'''
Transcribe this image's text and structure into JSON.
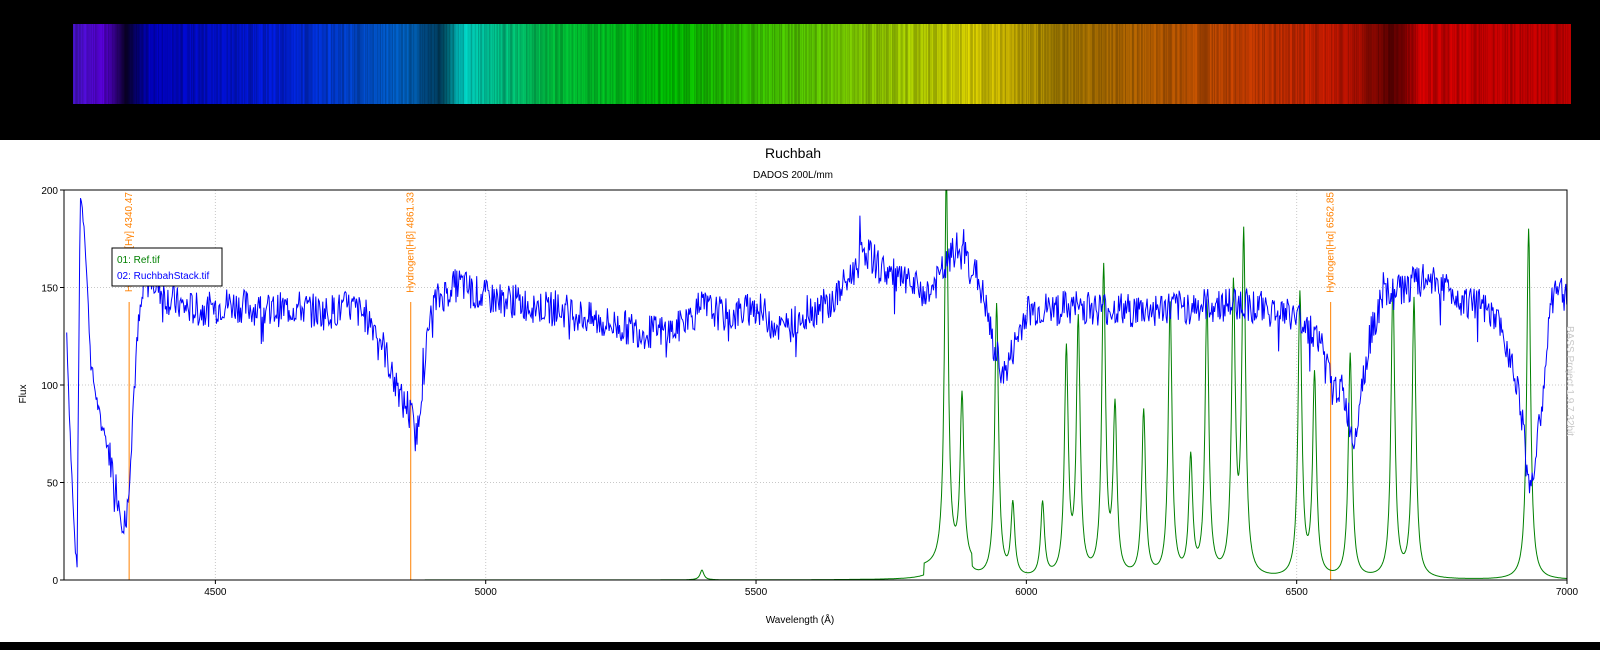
{
  "spectrum_strip": {
    "colors": {
      "background": "#000000"
    }
  },
  "chart_data": {
    "type": "line",
    "title": "Ruchbah",
    "subtitle": "DADOS 200L/mm",
    "xlabel": "Wavelength (Å)",
    "ylabel": "Flux",
    "xlim": [
      4220,
      7000
    ],
    "ylim": [
      0,
      200
    ],
    "x_ticks": [
      4500,
      5000,
      5500,
      6000,
      6500,
      7000
    ],
    "y_ticks": [
      0,
      50,
      100,
      150,
      200
    ],
    "grid": true,
    "legend_position": "top-left",
    "watermark": "BASS Project 1.9.7 32bit",
    "reference_lines": [
      {
        "label": "Hydrogen[Hγ] 4340.47",
        "x": 4340.47
      },
      {
        "label": "Hydrogen[Hβ] 4861.33",
        "x": 4861.33
      },
      {
        "label": "Hydrogen[Hα] 6562.85",
        "x": 6562.85
      }
    ],
    "series": [
      {
        "name": "01: Ref.tif",
        "color": "#008000",
        "kind": "emission-lines",
        "baseline": 0,
        "peaks": [
          {
            "x": 5400,
            "y": 5
          },
          {
            "x": 5852,
            "y": 200
          },
          {
            "x": 5881,
            "y": 86
          },
          {
            "x": 5945,
            "y": 140
          },
          {
            "x": 5975,
            "y": 37
          },
          {
            "x": 6030,
            "y": 38
          },
          {
            "x": 6074,
            "y": 115
          },
          {
            "x": 6096,
            "y": 130
          },
          {
            "x": 6143,
            "y": 157
          },
          {
            "x": 6164,
            "y": 85
          },
          {
            "x": 6217,
            "y": 85
          },
          {
            "x": 6266,
            "y": 140
          },
          {
            "x": 6304,
            "y": 60
          },
          {
            "x": 6334,
            "y": 140
          },
          {
            "x": 6383,
            "y": 145
          },
          {
            "x": 6402,
            "y": 173
          },
          {
            "x": 6506,
            "y": 145
          },
          {
            "x": 6533,
            "y": 103
          },
          {
            "x": 6599,
            "y": 115
          },
          {
            "x": 6678,
            "y": 150
          },
          {
            "x": 6717,
            "y": 143
          },
          {
            "x": 6929,
            "y": 180
          }
        ]
      },
      {
        "name": "02: RuchbahStack.tif",
        "color": "#0000ff",
        "kind": "continuum",
        "x": [
          4225,
          4232,
          4238,
          4244,
          4250,
          4258,
          4270,
          4285,
          4300,
          4315,
          4325,
          4335,
          4342,
          4350,
          4358,
          4368,
          4380,
          4395,
          4410,
          4440,
          4480,
          4520,
          4560,
          4600,
          4650,
          4700,
          4750,
          4780,
          4800,
          4820,
          4835,
          4848,
          4856,
          4864,
          4872,
          4880,
          4890,
          4900,
          4915,
          4930,
          4950,
          5000,
          5050,
          5100,
          5150,
          5200,
          5250,
          5300,
          5350,
          5400,
          5450,
          5500,
          5550,
          5600,
          5640,
          5660,
          5680,
          5700,
          5730,
          5760,
          5790,
          5820,
          5850,
          5870,
          5890,
          5910,
          5925,
          5940,
          5960,
          6000,
          6100,
          6200,
          6300,
          6400,
          6500,
          6540,
          6556,
          6566,
          6580,
          6595,
          6605,
          6620,
          6640,
          6660,
          6700,
          6750,
          6800,
          6840,
          6870,
          6890,
          6910,
          6925,
          6935,
          6950,
          6970,
          6985,
          7000
        ],
        "y": [
          127,
          70,
          30,
          3,
          200,
          180,
          110,
          85,
          70,
          50,
          35,
          28,
          60,
          100,
          130,
          150,
          155,
          150,
          145,
          140,
          138,
          142,
          140,
          138,
          140,
          137,
          140,
          135,
          128,
          112,
          98,
          90,
          90,
          82,
          72,
          95,
          118,
          140,
          145,
          148,
          152,
          145,
          143,
          140,
          138,
          133,
          130,
          127,
          128,
          140,
          135,
          140,
          128,
          138,
          142,
          150,
          158,
          170,
          160,
          155,
          150,
          147,
          160,
          170,
          165,
          155,
          140,
          118,
          105,
          138,
          140,
          138,
          140,
          142,
          135,
          125,
          110,
          96,
          100,
          85,
          70,
          100,
          130,
          145,
          150,
          155,
          145,
          140,
          132,
          120,
          100,
          60,
          48,
          80,
          140,
          150,
          145
        ]
      }
    ]
  }
}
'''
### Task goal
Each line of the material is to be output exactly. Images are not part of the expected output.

### Task answer
Transcribe this image's text and structure into JSON.
{
  "spectrum_strip": {
    "colors": {
      "background": "#000000"
    }
  },
  "chart_data": {
    "type": "line",
    "title": "Ruchbah",
    "subtitle": "DADOS 200L/mm",
    "xlabel": "Wavelength (Å)",
    "ylabel": "Flux",
    "xlim": [
      4220,
      7000
    ],
    "ylim": [
      0,
      200
    ],
    "x_ticks": [
      4500,
      5000,
      5500,
      6000,
      6500,
      7000
    ],
    "y_ticks": [
      0,
      50,
      100,
      150,
      200
    ],
    "grid": true,
    "legend_position": "top-left",
    "watermark": "BASS Project 1.9.7 32bit",
    "reference_lines": [
      {
        "label": "Hydrogen[Hγ] 4340.47",
        "x": 4340.47
      },
      {
        "label": "Hydrogen[Hβ] 4861.33",
        "x": 4861.33
      },
      {
        "label": "Hydrogen[Hα] 6562.85",
        "x": 6562.85
      }
    ],
    "series": [
      {
        "name": "01: Ref.tif",
        "color": "#008000",
        "kind": "emission-lines",
        "baseline": 0,
        "peaks": [
          {
            "x": 5400,
            "y": 5
          },
          {
            "x": 5852,
            "y": 200
          },
          {
            "x": 5881,
            "y": 86
          },
          {
            "x": 5945,
            "y": 140
          },
          {
            "x": 5975,
            "y": 37
          },
          {
            "x": 6030,
            "y": 38
          },
          {
            "x": 6074,
            "y": 115
          },
          {
            "x": 6096,
            "y": 130
          },
          {
            "x": 6143,
            "y": 157
          },
          {
            "x": 6164,
            "y": 85
          },
          {
            "x": 6217,
            "y": 85
          },
          {
            "x": 6266,
            "y": 140
          },
          {
            "x": 6304,
            "y": 60
          },
          {
            "x": 6334,
            "y": 140
          },
          {
            "x": 6383,
            "y": 145
          },
          {
            "x": 6402,
            "y": 173
          },
          {
            "x": 6506,
            "y": 145
          },
          {
            "x": 6533,
            "y": 103
          },
          {
            "x": 6599,
            "y": 115
          },
          {
            "x": 6678,
            "y": 150
          },
          {
            "x": 6717,
            "y": 143
          },
          {
            "x": 6929,
            "y": 180
          }
        ]
      },
      {
        "name": "02: RuchbahStack.tif",
        "color": "#0000ff",
        "kind": "continuum",
        "x": [
          4225,
          4232,
          4238,
          4244,
          4250,
          4258,
          4270,
          4285,
          4300,
          4315,
          4325,
          4335,
          4342,
          4350,
          4358,
          4368,
          4380,
          4395,
          4410,
          4440,
          4480,
          4520,
          4560,
          4600,
          4650,
          4700,
          4750,
          4780,
          4800,
          4820,
          4835,
          4848,
          4856,
          4864,
          4872,
          4880,
          4890,
          4900,
          4915,
          4930,
          4950,
          5000,
          5050,
          5100,
          5150,
          5200,
          5250,
          5300,
          5350,
          5400,
          5450,
          5500,
          5550,
          5600,
          5640,
          5660,
          5680,
          5700,
          5730,
          5760,
          5790,
          5820,
          5850,
          5870,
          5890,
          5910,
          5925,
          5940,
          5960,
          6000,
          6100,
          6200,
          6300,
          6400,
          6500,
          6540,
          6556,
          6566,
          6580,
          6595,
          6605,
          6620,
          6640,
          6660,
          6700,
          6750,
          6800,
          6840,
          6870,
          6890,
          6910,
          6925,
          6935,
          6950,
          6970,
          6985,
          7000
        ],
        "y": [
          127,
          70,
          30,
          3,
          200,
          180,
          110,
          85,
          70,
          50,
          35,
          28,
          60,
          100,
          130,
          150,
          155,
          150,
          145,
          140,
          138,
          142,
          140,
          138,
          140,
          137,
          140,
          135,
          128,
          112,
          98,
          90,
          90,
          82,
          72,
          95,
          118,
          140,
          145,
          148,
          152,
          145,
          143,
          140,
          138,
          133,
          130,
          127,
          128,
          140,
          135,
          140,
          128,
          138,
          142,
          150,
          158,
          170,
          160,
          155,
          150,
          147,
          160,
          170,
          165,
          155,
          140,
          118,
          105,
          138,
          140,
          138,
          140,
          142,
          135,
          125,
          110,
          96,
          100,
          85,
          70,
          100,
          130,
          145,
          150,
          155,
          145,
          140,
          132,
          120,
          100,
          60,
          48,
          80,
          140,
          150,
          145
        ]
      }
    ]
  }
}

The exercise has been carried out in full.